Ten killed in Iraq in uptick of Daesh attacks


Published: 2020-11-22 15:06

Last Updated: 2021-07-23 01:43

Ten killed in Iraq in uptick of Daesh attacks
Ten killed in Iraq in uptick of Daesh attacks


Sunday, Iraq's Salah al-Din province declared three days of mourning after ten people were killed in an a militant attack.

Six soldiers and four civilians were killed Saturday evening in an ambush by militants, 200 kilometers north of Baghdad, according to police sources.

Three years after declaring victory over Daesh, a roadside bomb exploded as a vehicle carrying civilians was passing by. When police and members of the Popular Mobilization Forces - a coalition of paramilitary forces now integrated into the state - came to rescue them, they came under fire from the militants.

Eleven Iraqis, including fighters from the Popular Mobilization Forces, were killed ten days ago in a grenade attack on a military post at the western entrance to Baghdad.

These losses are significant in a country that has not witnessed a major attack for at least three years.

All attacks took place in the Sunni belt around the capital, where Iraqi forces carried out combing operations regularly, confirming each time that they had managed to expel many militants.

Sunni politician Jamal Al-Dhari said that this ambush "highlights the repeated failures to fight terrorism, and the government of Mustafa Al-Kazemi must put in place a serious national strategy (...) and stop content with the 'investigation committees" that the authorities announce after each incident.

As for the Sunni MP Mishaan al-Jubouri, he believed that the militants were taking advantage of the rugged terrain of the mountainous and desert region to preserve their secret cells.

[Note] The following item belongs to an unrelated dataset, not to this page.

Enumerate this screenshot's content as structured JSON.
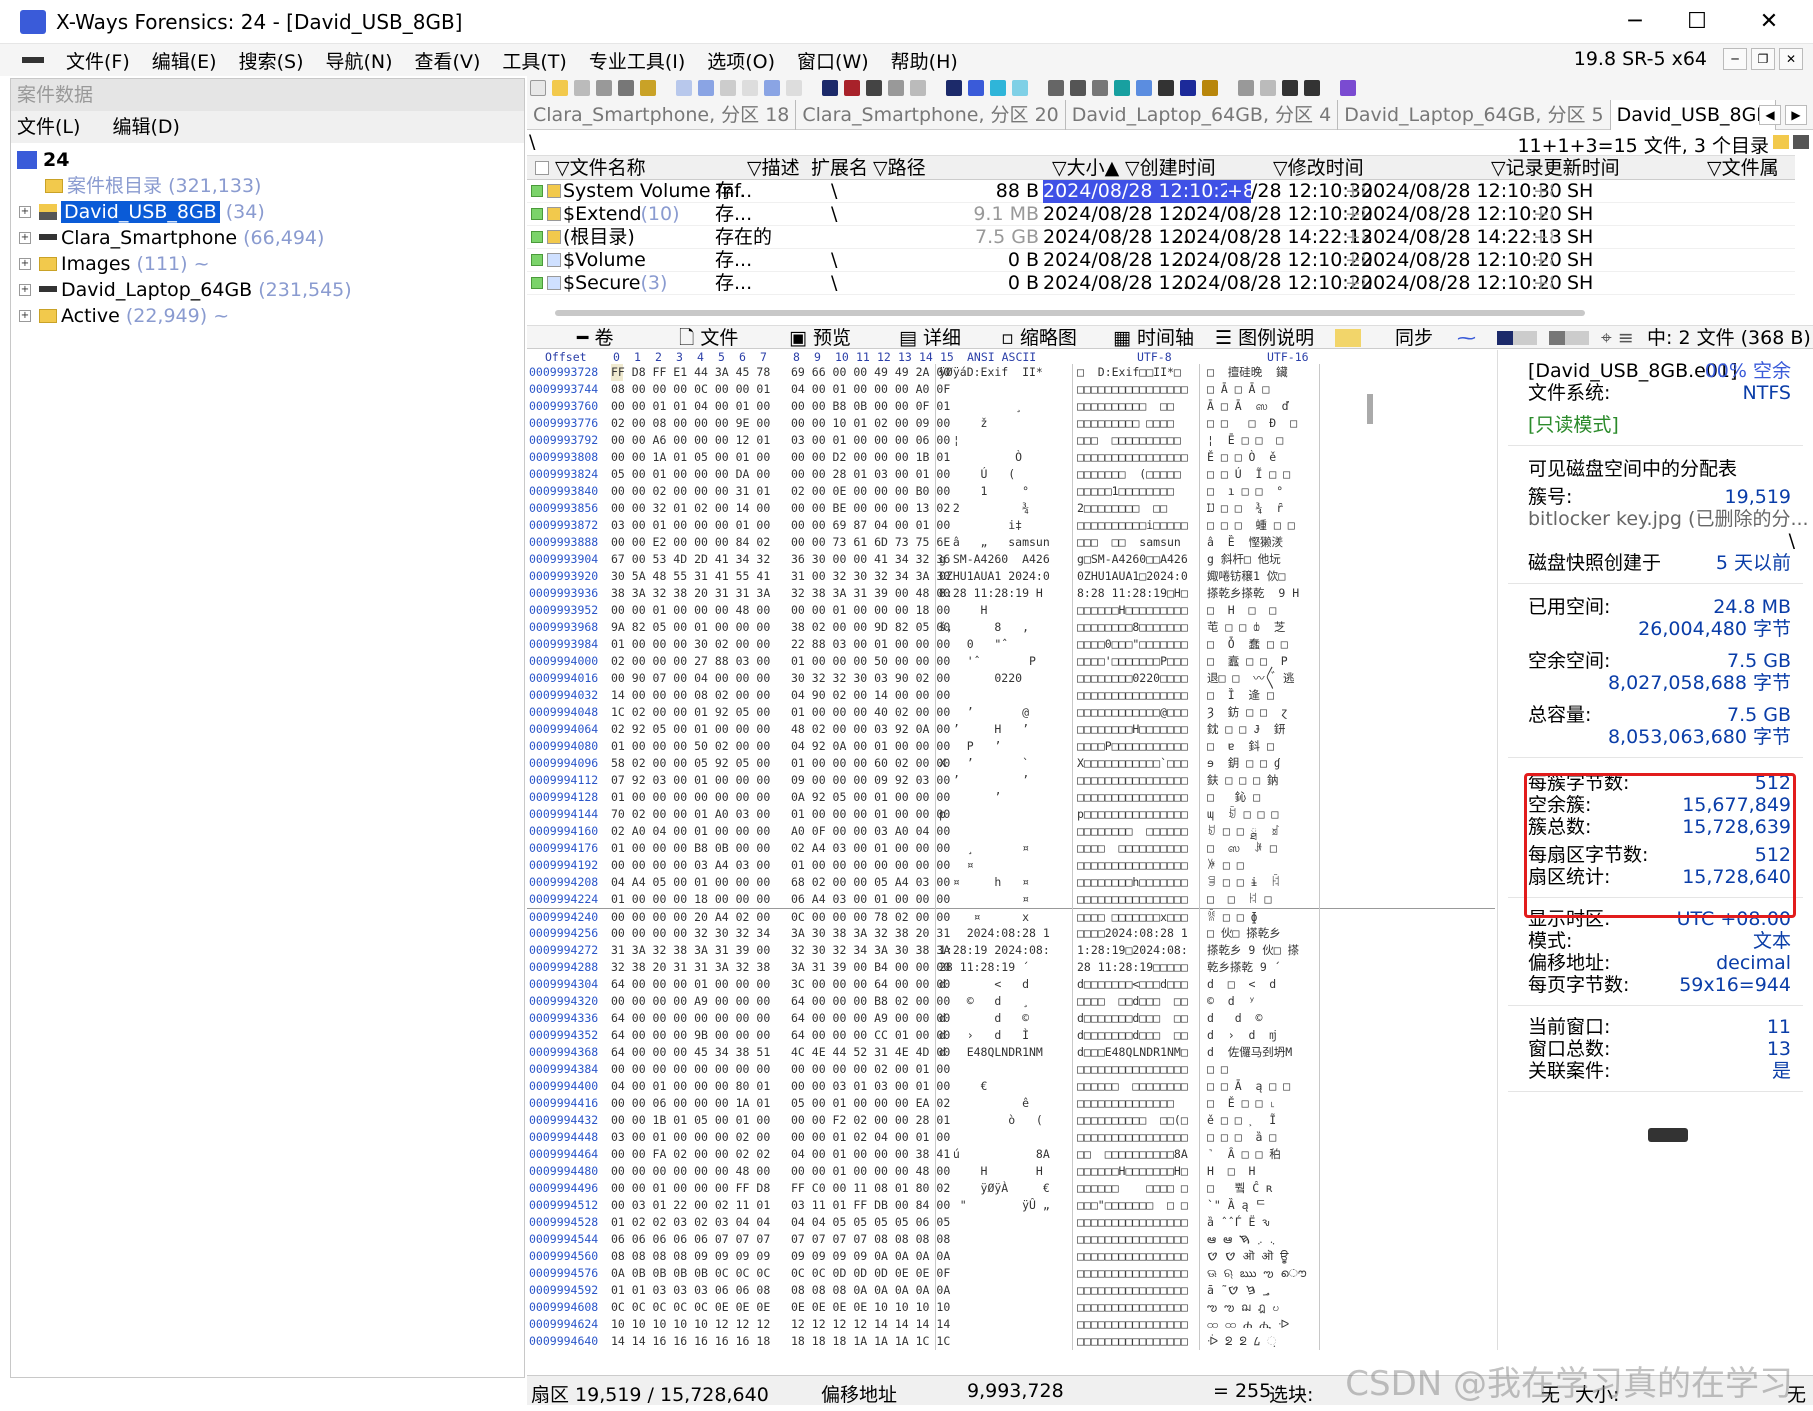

Before the death toll rose to 10 with the death of one of the wounded at dawn Sunday, Al-Jubouri wrote in a tweet, "We lost nine martyrs a while ago (...) in a Daesh ambush (...) at the foot of Mount Makhoul, which the joint forces said a few days ago that they had completed a cleansing operation."

These attacks came as Washington announced that it would soon withdraw 500 soldiers from Iraq, leaving only 2,500 soldiers in this country.

Almost all the forces of the other countries in the anti-militant coalition left the country with the start of the COVID-19 pandemic.